**Assignment:**
From the listing below, count the lines where the string "background" occurs. Give the number, with no other words.

*-*-*

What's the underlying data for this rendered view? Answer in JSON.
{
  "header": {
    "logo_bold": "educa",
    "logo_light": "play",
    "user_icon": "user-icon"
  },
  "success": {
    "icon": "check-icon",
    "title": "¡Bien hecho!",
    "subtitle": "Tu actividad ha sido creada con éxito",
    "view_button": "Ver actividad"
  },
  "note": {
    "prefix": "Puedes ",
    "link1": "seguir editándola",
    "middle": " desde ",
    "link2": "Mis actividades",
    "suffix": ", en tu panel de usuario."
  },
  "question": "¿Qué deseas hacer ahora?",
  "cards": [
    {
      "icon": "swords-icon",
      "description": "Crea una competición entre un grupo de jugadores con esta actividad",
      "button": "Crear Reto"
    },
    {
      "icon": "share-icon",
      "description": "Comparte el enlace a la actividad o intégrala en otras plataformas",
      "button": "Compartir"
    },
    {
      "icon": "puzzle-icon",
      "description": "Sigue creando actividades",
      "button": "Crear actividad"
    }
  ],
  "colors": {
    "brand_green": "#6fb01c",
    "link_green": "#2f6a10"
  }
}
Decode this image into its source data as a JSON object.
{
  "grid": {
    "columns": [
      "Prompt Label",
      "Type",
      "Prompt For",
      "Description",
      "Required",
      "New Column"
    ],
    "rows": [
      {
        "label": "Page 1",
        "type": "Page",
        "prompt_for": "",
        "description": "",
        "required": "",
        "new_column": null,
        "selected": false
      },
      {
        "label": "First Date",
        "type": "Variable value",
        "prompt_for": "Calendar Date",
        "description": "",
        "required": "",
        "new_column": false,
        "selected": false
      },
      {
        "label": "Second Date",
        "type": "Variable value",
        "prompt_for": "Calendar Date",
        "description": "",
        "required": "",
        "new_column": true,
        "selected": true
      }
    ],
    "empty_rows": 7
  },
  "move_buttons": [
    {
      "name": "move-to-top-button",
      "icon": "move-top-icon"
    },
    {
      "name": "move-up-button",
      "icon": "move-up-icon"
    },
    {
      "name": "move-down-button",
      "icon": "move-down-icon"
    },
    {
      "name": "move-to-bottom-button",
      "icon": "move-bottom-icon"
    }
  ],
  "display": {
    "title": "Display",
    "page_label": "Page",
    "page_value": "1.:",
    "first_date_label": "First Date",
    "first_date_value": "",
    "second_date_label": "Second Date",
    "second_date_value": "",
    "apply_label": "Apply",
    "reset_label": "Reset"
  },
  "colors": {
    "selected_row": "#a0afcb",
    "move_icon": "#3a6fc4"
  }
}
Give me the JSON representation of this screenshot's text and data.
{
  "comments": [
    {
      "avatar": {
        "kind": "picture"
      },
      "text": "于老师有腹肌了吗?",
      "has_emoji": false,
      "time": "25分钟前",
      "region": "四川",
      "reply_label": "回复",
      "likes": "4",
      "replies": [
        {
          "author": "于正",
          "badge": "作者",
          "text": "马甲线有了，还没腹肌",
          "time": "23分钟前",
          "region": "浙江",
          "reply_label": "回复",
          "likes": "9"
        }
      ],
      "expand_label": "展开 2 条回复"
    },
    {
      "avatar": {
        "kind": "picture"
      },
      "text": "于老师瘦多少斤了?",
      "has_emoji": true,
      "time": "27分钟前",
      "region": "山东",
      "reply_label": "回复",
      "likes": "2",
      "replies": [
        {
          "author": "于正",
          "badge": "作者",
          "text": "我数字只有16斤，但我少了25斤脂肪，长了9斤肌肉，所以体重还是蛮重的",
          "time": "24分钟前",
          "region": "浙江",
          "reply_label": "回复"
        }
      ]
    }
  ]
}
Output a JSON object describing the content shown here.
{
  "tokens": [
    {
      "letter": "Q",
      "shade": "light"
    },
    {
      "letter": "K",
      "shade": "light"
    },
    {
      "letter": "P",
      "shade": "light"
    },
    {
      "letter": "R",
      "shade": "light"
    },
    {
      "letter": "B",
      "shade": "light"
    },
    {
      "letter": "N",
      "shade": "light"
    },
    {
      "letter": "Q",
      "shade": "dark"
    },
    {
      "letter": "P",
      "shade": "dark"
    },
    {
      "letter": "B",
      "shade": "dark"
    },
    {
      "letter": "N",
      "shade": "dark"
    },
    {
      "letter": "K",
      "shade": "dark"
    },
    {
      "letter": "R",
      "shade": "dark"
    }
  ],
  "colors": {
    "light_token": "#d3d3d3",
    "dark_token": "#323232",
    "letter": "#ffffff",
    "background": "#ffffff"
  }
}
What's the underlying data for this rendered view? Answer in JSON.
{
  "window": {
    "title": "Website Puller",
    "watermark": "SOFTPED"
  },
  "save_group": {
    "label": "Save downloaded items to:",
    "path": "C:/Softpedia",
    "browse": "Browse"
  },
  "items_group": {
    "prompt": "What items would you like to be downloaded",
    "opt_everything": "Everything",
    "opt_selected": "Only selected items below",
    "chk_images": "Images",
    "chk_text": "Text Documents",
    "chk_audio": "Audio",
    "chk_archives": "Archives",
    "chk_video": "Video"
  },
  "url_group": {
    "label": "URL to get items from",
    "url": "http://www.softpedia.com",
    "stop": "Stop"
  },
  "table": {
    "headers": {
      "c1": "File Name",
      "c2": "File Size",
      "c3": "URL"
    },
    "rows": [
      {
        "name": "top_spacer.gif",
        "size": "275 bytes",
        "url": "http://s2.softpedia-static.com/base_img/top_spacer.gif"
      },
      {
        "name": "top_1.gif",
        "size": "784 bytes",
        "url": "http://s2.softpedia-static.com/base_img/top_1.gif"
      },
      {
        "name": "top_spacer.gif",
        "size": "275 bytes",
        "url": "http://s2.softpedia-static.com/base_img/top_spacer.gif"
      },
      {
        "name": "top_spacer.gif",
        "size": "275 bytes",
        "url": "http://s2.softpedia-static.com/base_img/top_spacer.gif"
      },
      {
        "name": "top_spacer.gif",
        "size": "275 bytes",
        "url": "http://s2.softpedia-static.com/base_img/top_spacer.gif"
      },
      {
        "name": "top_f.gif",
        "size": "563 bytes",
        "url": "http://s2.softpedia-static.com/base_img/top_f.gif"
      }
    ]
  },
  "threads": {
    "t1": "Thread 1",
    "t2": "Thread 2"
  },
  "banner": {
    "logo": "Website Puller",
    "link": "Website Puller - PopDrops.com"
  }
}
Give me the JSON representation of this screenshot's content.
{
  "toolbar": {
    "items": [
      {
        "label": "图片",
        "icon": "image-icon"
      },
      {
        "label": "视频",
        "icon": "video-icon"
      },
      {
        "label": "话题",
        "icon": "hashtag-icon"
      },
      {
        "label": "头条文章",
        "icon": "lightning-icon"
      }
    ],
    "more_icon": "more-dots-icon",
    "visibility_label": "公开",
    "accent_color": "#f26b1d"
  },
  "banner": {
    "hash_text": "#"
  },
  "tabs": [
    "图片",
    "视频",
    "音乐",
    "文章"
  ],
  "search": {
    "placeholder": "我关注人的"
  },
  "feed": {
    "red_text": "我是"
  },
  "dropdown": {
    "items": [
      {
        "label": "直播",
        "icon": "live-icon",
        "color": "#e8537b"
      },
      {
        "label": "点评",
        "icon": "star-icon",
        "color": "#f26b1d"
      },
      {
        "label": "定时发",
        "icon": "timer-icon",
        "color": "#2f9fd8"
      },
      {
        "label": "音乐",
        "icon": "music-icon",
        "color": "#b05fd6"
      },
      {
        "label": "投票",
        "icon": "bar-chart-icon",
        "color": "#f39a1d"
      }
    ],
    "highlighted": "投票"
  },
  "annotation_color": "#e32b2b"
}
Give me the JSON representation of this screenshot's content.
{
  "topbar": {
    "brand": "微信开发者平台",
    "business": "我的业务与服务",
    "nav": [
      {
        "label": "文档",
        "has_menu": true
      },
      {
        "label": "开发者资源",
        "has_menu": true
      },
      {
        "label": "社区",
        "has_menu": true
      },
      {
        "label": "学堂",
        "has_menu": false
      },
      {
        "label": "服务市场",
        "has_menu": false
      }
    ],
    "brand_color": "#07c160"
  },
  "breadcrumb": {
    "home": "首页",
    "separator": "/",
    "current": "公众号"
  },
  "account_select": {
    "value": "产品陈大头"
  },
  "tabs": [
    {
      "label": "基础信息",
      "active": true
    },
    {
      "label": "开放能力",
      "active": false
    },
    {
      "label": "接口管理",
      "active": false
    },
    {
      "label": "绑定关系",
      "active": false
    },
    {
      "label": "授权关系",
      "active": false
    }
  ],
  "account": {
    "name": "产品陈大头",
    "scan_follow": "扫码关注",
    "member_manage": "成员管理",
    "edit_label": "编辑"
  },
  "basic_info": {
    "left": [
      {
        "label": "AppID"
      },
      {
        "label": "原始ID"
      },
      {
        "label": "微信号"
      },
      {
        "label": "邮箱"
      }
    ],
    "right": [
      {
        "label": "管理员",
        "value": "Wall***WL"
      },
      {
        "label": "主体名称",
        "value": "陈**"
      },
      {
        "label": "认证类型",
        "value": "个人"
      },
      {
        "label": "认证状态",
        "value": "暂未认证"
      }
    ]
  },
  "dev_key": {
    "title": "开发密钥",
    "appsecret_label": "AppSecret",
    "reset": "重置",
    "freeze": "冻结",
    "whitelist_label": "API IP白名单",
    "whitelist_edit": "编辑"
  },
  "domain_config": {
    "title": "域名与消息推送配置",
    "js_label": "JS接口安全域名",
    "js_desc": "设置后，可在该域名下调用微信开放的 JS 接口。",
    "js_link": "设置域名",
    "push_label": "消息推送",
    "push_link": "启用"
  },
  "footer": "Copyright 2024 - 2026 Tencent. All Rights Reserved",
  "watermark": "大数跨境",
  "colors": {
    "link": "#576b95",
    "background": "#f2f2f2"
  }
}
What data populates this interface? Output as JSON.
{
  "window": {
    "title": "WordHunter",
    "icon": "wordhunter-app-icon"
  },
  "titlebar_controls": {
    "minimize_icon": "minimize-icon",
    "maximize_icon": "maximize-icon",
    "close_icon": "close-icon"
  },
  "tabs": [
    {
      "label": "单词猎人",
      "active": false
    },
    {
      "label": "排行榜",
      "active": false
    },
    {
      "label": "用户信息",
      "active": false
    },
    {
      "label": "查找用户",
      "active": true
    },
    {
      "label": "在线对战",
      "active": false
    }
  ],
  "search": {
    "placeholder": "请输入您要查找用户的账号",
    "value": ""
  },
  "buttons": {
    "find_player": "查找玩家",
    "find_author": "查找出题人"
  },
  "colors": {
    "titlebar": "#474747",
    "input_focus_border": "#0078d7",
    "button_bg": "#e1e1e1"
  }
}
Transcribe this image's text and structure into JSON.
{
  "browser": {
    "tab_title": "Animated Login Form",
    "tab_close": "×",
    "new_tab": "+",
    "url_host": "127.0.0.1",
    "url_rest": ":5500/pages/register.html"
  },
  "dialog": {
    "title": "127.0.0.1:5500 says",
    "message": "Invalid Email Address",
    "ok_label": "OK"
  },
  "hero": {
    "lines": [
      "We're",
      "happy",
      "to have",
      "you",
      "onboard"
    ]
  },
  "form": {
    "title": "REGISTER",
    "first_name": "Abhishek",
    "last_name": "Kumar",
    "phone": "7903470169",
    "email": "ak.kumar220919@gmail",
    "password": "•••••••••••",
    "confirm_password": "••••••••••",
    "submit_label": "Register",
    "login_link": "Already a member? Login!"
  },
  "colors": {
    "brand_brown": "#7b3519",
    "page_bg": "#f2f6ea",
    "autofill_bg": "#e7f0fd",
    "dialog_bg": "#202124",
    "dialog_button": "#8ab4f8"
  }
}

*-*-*

**Answer to the exercise:**
2